Overall Satisfaction with Microsoft Visual Studio Code
Visual Studio Code is the first Microsoft app I've used and really loved. It provides a clean interface for writing code, and the extension/community is very helpful in adding functionality that speeds up my workflow. I primarily use it for writing React apps via GatsbyJS. The autocomplete features are handy in minimizing the amount of typing I have to do. It works well with a widescreen monitor, because you can quickly drag your tabs into different panes.
- Clean, minimal interface
- Great community and extension library
- Autocomplete speeds up your workflow
- I wish there was a way to have tab groups of commonly-opened files, because the tab bar quickly overflows
- I don't like the "Open editors" list on top of my directories—it's redundant (the tab bar shows the same thing)
- The code view scrollbar is annoying because it's too tiny to show anything, and should be removed. The regular scrollbar is sufficient.
- Reduced time spent coding (faster workflow)
- Easier switching between different workspaces
- Convenient integrations for new packages or edge technologies (instant documentation lookup, etc)

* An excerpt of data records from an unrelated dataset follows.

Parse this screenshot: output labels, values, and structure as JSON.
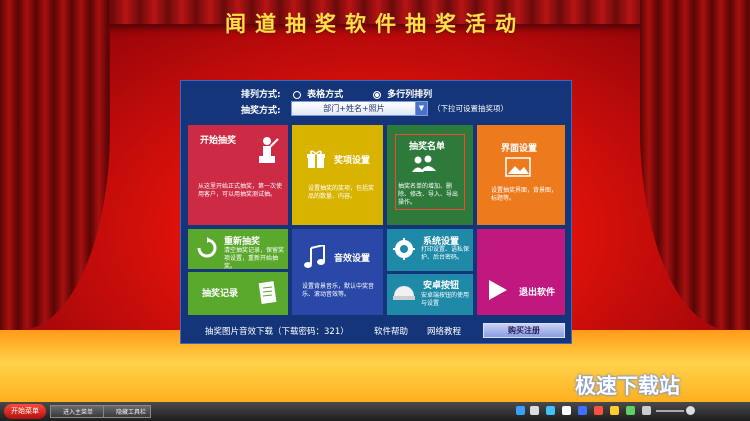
{
  "title": "闻道抽奖软件抽奖活动",
  "options": {
    "arrange_label": "排列方式:",
    "table_mode": "表格方式",
    "multirow_mode": "多行列排列",
    "draw_label": "抽奖方式:",
    "draw_select_value": "部门+姓名+照片",
    "hint": "（下拉可设置抽奖项）"
  },
  "tiles": {
    "start": {
      "title": "开始抽奖",
      "desc": "从这里开始正式抽奖，第一次使用客户，可以用抽奖测试抽。"
    },
    "prize": {
      "title": "奖项设置",
      "desc": "设置抽奖的奖项，包括奖品的数量、内容。"
    },
    "list": {
      "title": "抽奖名单",
      "desc": "抽奖名单的增加、删除、修改、导入、导出操作。"
    },
    "interface": {
      "title": "界面设置",
      "desc": "设置抽奖界面，背景图，标题等。"
    },
    "redraw": {
      "title": "重新抽奖",
      "desc": "清空抽奖记录，保留奖项设置，重新开始抽奖。"
    },
    "sound": {
      "title": "音效设置",
      "desc": "设置背景音乐，默认中奖音乐、滚动音效等。"
    },
    "system": {
      "title": "系统设置",
      "desc": "打印设置、语私保护、后台密码。"
    },
    "record": {
      "title": "抽奖记录"
    },
    "android": {
      "title": "安卓按钮",
      "desc": "安卓端按钮的使用与设置"
    },
    "exit": {
      "title": "退出软件"
    }
  },
  "bottom": {
    "download": "抽奖图片音效下载（下载密码：321）",
    "help": "软件帮助",
    "tutorial": "网络教程",
    "buy": "购买注册"
  },
  "watermark": "极速下载站",
  "taskbar": {
    "start": "开始菜单",
    "tab1": "进入主菜单",
    "tab2": "隐藏工具栏"
  },
  "colors": {
    "tile_red": "#cc2a45",
    "tile_yellow": "#d8b400",
    "tile_green": "#2d7a3a",
    "tile_orange": "#ee7a1e",
    "tile_lime": "#5aa82c",
    "tile_blue": "#2a48a8",
    "tile_teal": "#1e8aa8",
    "tile_magenta": "#c0187e"
  }
}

VS Code and Atom are very similar, but VSC has clearly won out. The extension library is even bigger, and the community only continues to grow. VSC has some nice layout features, like the icons bar to get to common features and a really nice settings/customization editor. I also like VSC's more flexible pane layout.
Coming from Atom, I was very hesitant to adopt VS Code. I felt like Microsoft would monopolize the editor space and kill off open-source communities. The opposite is true—VS Code has a massive community and is every bit as flexible as Atom. You can even implement visual themes from Atom! I would recommend it for any web developers, although there may be better options for native developers: Xcode, etc.